AB - Purpose: Epidemiologic studies suggest that use of aspirin or other nonsteroidal anti-inflammatory drugs (NSAIDs) may reduce prostate cancer risk. We examined these associations overall and according to clinical and lifestyle parameters. Methods: We identified male participants in the Danish Diet, Cancer and Health Study (n = 26,339), holding information on anthropometric measures and lifestyle factors. From Danish nationwide registries and medical records, we retrieved complete prescription histories and prostate cancer occurrence and characteristics. Cox regression was used to estimate hazard ratios (HRs) for prostate cancer associated with low-dose aspirin or nonaspirin NSAID use, overall and by clinical characteristics, anthropometric measures, and lifestyle factors. Results: We identified 1,927 prostate cancer cases during a median follow-up of 17.0 years. Low-dose aspirin use was not associated with overall prostate cancer risk, but a reduced HR for nonaggressive prostate cancer (high use [≥ 1,825 tablets]: 0.79; 95% confidence interval (CI) 0.60–1.04) and an increased HR for aggressive disease (high use: 1.27; 95% CI 1.00–1.61) was observed with low-dose aspirin use. Long-term, high-intensity use (≥ 10 years with ≥ 0.25 defined daily doses/day) of nonaspirin NSAIDs was associated with an increased HR for prostate cancer (1.35, 95% CI 0.99–1.84), confined to localized and nonaggressive disease. No consistent variation in HRs was seen in analyses stratified by height, body mass index, smoking, and alcohol use. Conclusion: Low-dose aspirin or other NSAID use was not associated with reduced prostate cancer risk, neither overall nor according to anthropometric measures, smoking, or alcohol use. The variation according to outcome characteristics warrants further investigation.

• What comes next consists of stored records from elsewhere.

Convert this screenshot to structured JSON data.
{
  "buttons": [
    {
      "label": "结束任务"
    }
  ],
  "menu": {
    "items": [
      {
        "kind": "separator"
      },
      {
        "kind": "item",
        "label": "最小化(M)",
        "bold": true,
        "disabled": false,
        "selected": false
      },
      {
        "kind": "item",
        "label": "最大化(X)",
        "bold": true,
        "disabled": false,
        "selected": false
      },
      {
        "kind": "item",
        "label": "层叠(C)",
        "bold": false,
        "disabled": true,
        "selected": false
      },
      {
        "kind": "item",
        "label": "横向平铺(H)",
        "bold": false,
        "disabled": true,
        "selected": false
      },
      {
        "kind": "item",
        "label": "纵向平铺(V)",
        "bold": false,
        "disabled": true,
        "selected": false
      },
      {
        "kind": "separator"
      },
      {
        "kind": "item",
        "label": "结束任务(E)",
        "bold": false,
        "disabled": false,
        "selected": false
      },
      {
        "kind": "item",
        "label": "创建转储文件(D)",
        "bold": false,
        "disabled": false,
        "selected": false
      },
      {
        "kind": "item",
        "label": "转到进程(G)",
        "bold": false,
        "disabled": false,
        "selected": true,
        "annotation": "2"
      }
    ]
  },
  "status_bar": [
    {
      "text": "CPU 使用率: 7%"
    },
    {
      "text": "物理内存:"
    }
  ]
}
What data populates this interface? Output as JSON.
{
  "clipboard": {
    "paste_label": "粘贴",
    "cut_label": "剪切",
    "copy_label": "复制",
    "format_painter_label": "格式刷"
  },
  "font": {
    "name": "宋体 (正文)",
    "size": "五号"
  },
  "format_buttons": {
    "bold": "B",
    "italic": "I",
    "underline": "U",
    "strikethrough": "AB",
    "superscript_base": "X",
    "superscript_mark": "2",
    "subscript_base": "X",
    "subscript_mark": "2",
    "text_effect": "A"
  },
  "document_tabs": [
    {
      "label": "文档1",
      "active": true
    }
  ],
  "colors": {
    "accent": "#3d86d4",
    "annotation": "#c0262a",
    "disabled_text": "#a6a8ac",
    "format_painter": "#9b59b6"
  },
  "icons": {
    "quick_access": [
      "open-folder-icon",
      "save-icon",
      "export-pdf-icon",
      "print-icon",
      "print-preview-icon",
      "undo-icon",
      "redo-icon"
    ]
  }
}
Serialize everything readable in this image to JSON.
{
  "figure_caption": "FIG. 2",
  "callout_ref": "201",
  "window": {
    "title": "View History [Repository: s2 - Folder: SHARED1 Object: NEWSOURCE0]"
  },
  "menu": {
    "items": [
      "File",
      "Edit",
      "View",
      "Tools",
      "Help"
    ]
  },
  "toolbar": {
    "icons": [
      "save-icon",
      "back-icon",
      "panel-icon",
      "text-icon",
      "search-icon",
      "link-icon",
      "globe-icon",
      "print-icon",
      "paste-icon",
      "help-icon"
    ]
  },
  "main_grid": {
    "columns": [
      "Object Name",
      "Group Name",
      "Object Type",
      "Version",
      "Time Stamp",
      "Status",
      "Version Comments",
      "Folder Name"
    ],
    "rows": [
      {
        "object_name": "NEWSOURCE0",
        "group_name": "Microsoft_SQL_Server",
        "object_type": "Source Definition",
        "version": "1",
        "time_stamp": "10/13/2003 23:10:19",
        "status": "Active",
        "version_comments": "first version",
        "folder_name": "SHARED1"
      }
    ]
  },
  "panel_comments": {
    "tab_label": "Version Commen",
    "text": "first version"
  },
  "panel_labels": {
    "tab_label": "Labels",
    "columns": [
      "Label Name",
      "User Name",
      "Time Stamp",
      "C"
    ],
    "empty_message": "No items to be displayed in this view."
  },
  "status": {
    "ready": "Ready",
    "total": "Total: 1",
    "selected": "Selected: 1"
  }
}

KW - Aspirin

KW - Cohort study

KW - Epidemiology

KW - Nonsteroidal anti-inflammatory drugs

KW - Prostate neoplasms

KW - Risk

U2 - 10.1007/s10552-019-01252-5

DO - 10.1007/s10552-019-01252-5

M3 - Journal article

C2 - 31823168

AN - SCOPUS:85076589469

VL - 31

SP - 139

EP - 151

JO - Cancer Causes & Control

JF - Cancer Causes & Control

SN - 0957-5243

IS - 2

ER -